What to produce: Search the records that follow and extract every line containing the string "emoji".

Extracted information:
::::::::

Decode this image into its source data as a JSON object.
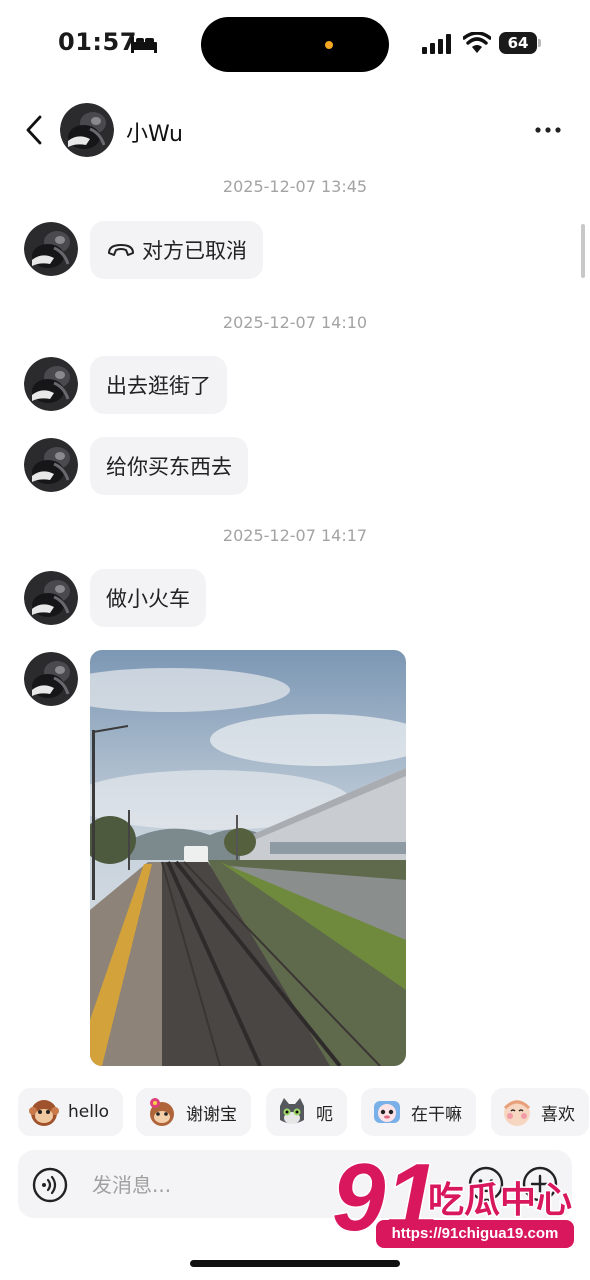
{
  "status_bar": {
    "time": "01:57",
    "battery": "64",
    "island_dot_color": "#f5a623"
  },
  "header": {
    "contact_name": "小Wu",
    "back_icon": "chevron-left-icon",
    "more_icon": "more-horizontal-icon"
  },
  "messages": {
    "ts1": "2025-12-07 13:45",
    "call_cancelled": "对方已取消",
    "ts2": "2025-12-07 14:10",
    "m1": "出去逛街了",
    "m2": "给你买东西去",
    "ts3": "2025-12-07 14:17",
    "m3": "做小火车"
  },
  "quick_replies": [
    {
      "label": "hello",
      "emoji": "monkey-emoji"
    },
    {
      "label": "谢谢宝",
      "emoji": "flower-monkey-emoji"
    },
    {
      "label": "呃",
      "emoji": "cat-emoji"
    },
    {
      "label": "在干嘛",
      "emoji": "peeking-emoji"
    },
    {
      "label": "喜欢",
      "emoji": "blushing-emoji"
    }
  ],
  "input": {
    "placeholder": "发消息..."
  },
  "watermark": {
    "logo_number": "91",
    "logo_text": "吃瓜中心",
    "url": "https://91chigua19.com",
    "color": "#d8175c"
  },
  "colors": {
    "bubble": "#f3f3f5",
    "timestamp": "#a3a3a3"
  }
}
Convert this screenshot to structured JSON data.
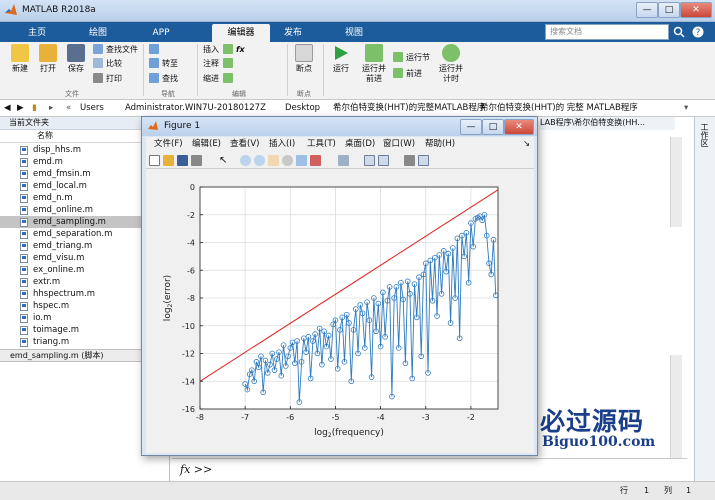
{
  "window": {
    "title": "MATLAB R2018a"
  },
  "tabs": [
    "主页",
    "绘图",
    "APP",
    "编辑器",
    "发布",
    "视图"
  ],
  "search_placeholder": "搜索文档",
  "ribbon": {
    "file": {
      "group": "文件",
      "new": "新建",
      "open": "打开",
      "save": "保存",
      "find_files": "查找文件",
      "compare": "比较",
      "print": "打印"
    },
    "nav": {
      "group": "导航",
      "goto": "转至",
      "find": "查找"
    },
    "edit": {
      "group": "编辑",
      "insert": "插入",
      "fx": "fx",
      "comment": "注释",
      "indent": "缩进"
    },
    "breakpoints": {
      "group": "断点",
      "label": "断点"
    },
    "run": {
      "run": "运行",
      "run_advance": "运行并\n前进",
      "run_section": "运行节",
      "advance": "前进",
      "run_time": "运行并\n计时"
    }
  },
  "address": {
    "parts": [
      "Users",
      "Administrator.WIN7U-20180127Z",
      "Desktop",
      "希尔伯特变换(HHT)的完整MATLAB程序",
      "希尔伯特变换(HHT)的 完整 MATLAB程序"
    ],
    "overflow": "LAB程序\\希尔伯特变换(HH..."
  },
  "current_folder": {
    "title": "当前文件夹",
    "name_header": "名称",
    "files": [
      "disp_hhs.m",
      "emd.m",
      "emd_fmsin.m",
      "emd_local.m",
      "emd_n.m",
      "emd_online.m",
      "emd_sampling.m",
      "emd_separation.m",
      "emd_triang.m",
      "emd_visu.m",
      "ex_online.m",
      "extr.m",
      "hhspectrum.m",
      "hspec.m",
      "io.m",
      "toimage.m",
      "triang.m"
    ],
    "selected": "emd_sampling.m",
    "details": "emd_sampling.m  (脚本)"
  },
  "workspace_tab": "工作区",
  "command": {
    "prompt": "fx >>"
  },
  "status": {
    "row_label": "行",
    "row": "1",
    "col_label": "列",
    "col": "1"
  },
  "figure": {
    "title": "Figure 1",
    "menu": [
      "文件(F)",
      "编辑(E)",
      "查看(V)",
      "插入(I)",
      "工具(T)",
      "桌面(D)",
      "窗口(W)",
      "帮助(H)"
    ]
  },
  "watermark": {
    "line1": "必过源码",
    "line2": "Biguo100.com"
  },
  "colors": {
    "series": "#2e7bc0",
    "reference": "#e02020",
    "ribbon_tab": "#1d5c9c"
  },
  "chart_data": {
    "type": "line",
    "xlabel": "log2(frequency)",
    "ylabel": "log2(error)",
    "xlim": [
      -8,
      -1.4
    ],
    "ylim": [
      -16,
      0
    ],
    "xticks": [
      -8,
      -7,
      -6,
      -5,
      -4,
      -3,
      -2
    ],
    "yticks": [
      0,
      -2,
      -4,
      -6,
      -8,
      -10,
      -12,
      -14,
      -16
    ],
    "grid": true,
    "series": [
      {
        "style": "line",
        "color": "#e02020",
        "x": [
          -8,
          -1.4
        ],
        "y": [
          -14,
          -0.2
        ]
      },
      {
        "style": "line-marker",
        "color": "#2e7bc0",
        "marker": "circle",
        "x": [
          -7,
          -6.95,
          -6.9,
          -6.85,
          -6.8,
          -6.75,
          -6.7,
          -6.65,
          -6.6,
          -6.55,
          -6.5,
          -6.45,
          -6.4,
          -6.35,
          -6.3,
          -6.25,
          -6.2,
          -6.15,
          -6.1,
          -6.05,
          -6.0,
          -5.95,
          -5.9,
          -5.85,
          -5.8,
          -5.75,
          -5.7,
          -5.65,
          -5.6,
          -5.55,
          -5.5,
          -5.45,
          -5.4,
          -5.35,
          -5.3,
          -5.25,
          -5.2,
          -5.15,
          -5.1,
          -5.05,
          -5.0,
          -4.95,
          -4.9,
          -4.85,
          -4.8,
          -4.75,
          -4.7,
          -4.65,
          -4.6,
          -4.55,
          -4.5,
          -4.45,
          -4.4,
          -4.35,
          -4.3,
          -4.25,
          -4.2,
          -4.15,
          -4.1,
          -4.05,
          -4.0,
          -3.95,
          -3.9,
          -3.85,
          -3.8,
          -3.75,
          -3.7,
          -3.65,
          -3.6,
          -3.55,
          -3.5,
          -3.45,
          -3.4,
          -3.35,
          -3.3,
          -3.25,
          -3.2,
          -3.15,
          -3.1,
          -3.05,
          -3.0,
          -2.95,
          -2.9,
          -2.85,
          -2.8,
          -2.75,
          -2.7,
          -2.65,
          -2.6,
          -2.55,
          -2.5,
          -2.45,
          -2.4,
          -2.35,
          -2.3,
          -2.25,
          -2.2,
          -2.15,
          -2.1,
          -2.05,
          -2.0,
          -1.95,
          -1.9,
          -1.85,
          -1.8,
          -1.75,
          -1.7,
          -1.65,
          -1.6,
          -1.55,
          -1.5,
          -1.45
        ],
        "y": [
          -14.2,
          -14.6,
          -13.5,
          -13.2,
          -14.0,
          -12.6,
          -13.0,
          -12.2,
          -14.8,
          -12.5,
          -13.4,
          -12.8,
          -12.0,
          -13.2,
          -12.4,
          -11.9,
          -13.6,
          -11.4,
          -12.9,
          -12.2,
          -11.6,
          -11.2,
          -12.7,
          -11.1,
          -15.5,
          -12.6,
          -10.9,
          -11.9,
          -10.8,
          -13.8,
          -11.1,
          -10.6,
          -12.0,
          -10.2,
          -12.8,
          -10.4,
          -11.5,
          -10.7,
          -12.4,
          -9.9,
          -9.6,
          -13.1,
          -10.3,
          -9.4,
          -12.6,
          -9.2,
          -9.8,
          -14.0,
          -10.3,
          -8.8,
          -12.0,
          -8.5,
          -9.1,
          -11.6,
          -8.3,
          -9.6,
          -13.7,
          -8.0,
          -10.4,
          -8.4,
          -11.5,
          -7.6,
          -10.8,
          -8.2,
          -7.2,
          -15.1,
          -8.0,
          -7.2,
          -11.6,
          -6.9,
          -8.1,
          -12.7,
          -6.8,
          -7.7,
          -13.8,
          -7.0,
          -9.4,
          -6.5,
          -12.2,
          -6.3,
          -5.5,
          -13.4,
          -5.3,
          -8.2,
          -5.1,
          -9.3,
          -4.9,
          -7.7,
          -4.6,
          -6.1,
          -4.8,
          -9.8,
          -4.4,
          -8.0,
          -3.7,
          -10.9,
          -3.5,
          -5.0,
          -3.3,
          -6.9,
          -2.6,
          -4.3,
          -2.3,
          -2.2,
          -2.1,
          -2.4,
          -2.0,
          -3.5,
          -5.5,
          -6.3,
          -3.8,
          -7.8
        ]
      }
    ]
  }
}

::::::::

Solution for this problem:
      "emoji": "monkey-emoji"
      "emoji": "flower-monkey-emoji"
      "emoji": "cat-emoji"
      "emoji": "peeking-emoji"
      "emoji": "blushing-emoji"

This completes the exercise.